Today’s blog posting is inspired by Lainie’s weekend purchase: A green organic cotton dress for her mother ?
And then I just happened to stumble upon an article that ran in the New York Times on December 13, 2007 entitled “A World Consumed by Guilt” all about green fashion.
So now that green fashion is “in,” and companies are eager to cash in on it, how do we make decisions about what’s really green and what’s not?
After some research, I found the materials used in sustainable clothing most often are organic cotton, bamboo, hemp, and recycled polyester. Unfortunately, bamboo and hemp are tough materials that need to be softened with chemicals. Though post-consumer materials like recycled polyester are always great because we aren’t growing new materials when they already exist. Overall, designers really seem to be trying to use sustainable fabrics, though some consumers are already cynical. Especially since besides the textiles, we have to be concerned with the entire process through which the clothing is made. That means everything from how the material is grown, to who is making it and how. But the situation seems optimistic because the impression I get is that designers actually do believe in the cause, and with consumer pressure, the innovations and technology will eventually follow.
Apparently, the most green we can get when it comes to fashion is by not shopping at all. Wearing the clothes we already own, chemicals and all is really the best for the environment. I’d like to think that our other option is to shop at Buffalo Exchange or the Salvation Army. Used clothing needs TLC too.

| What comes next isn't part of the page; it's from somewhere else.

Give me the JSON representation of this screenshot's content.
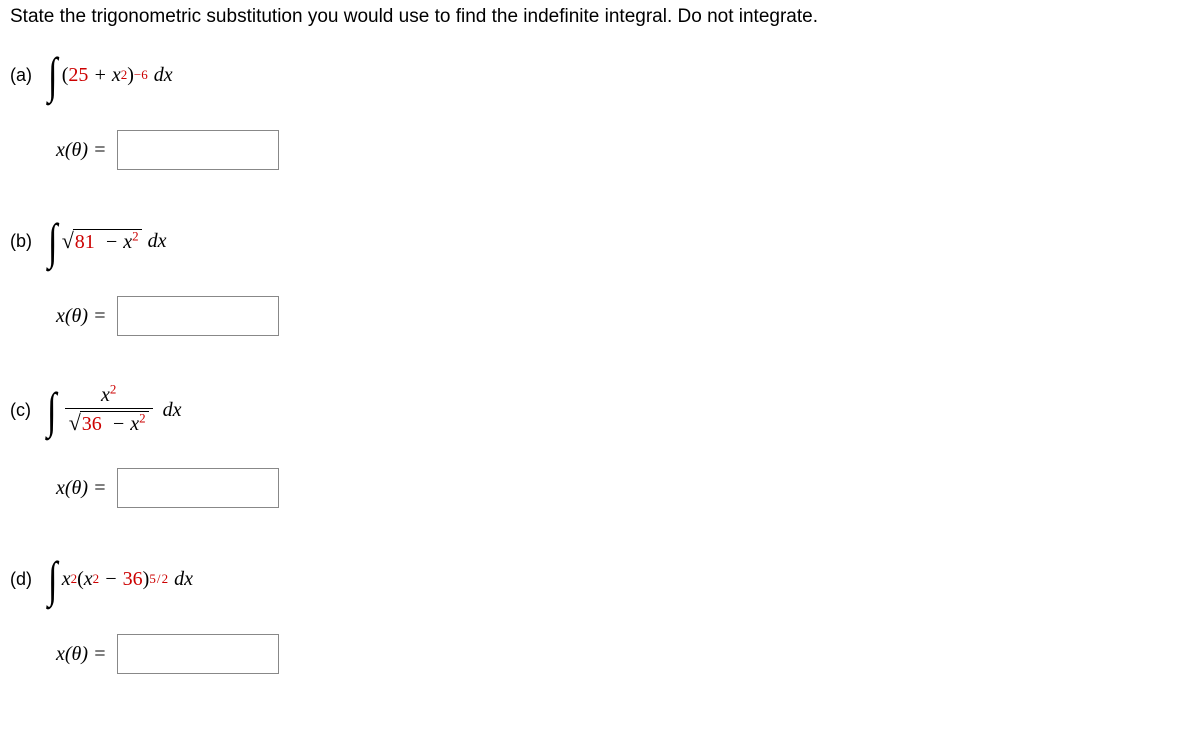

Another interesting resource I found on the Earth Pledge website: Fashion Quarterly article from Summer, 2006.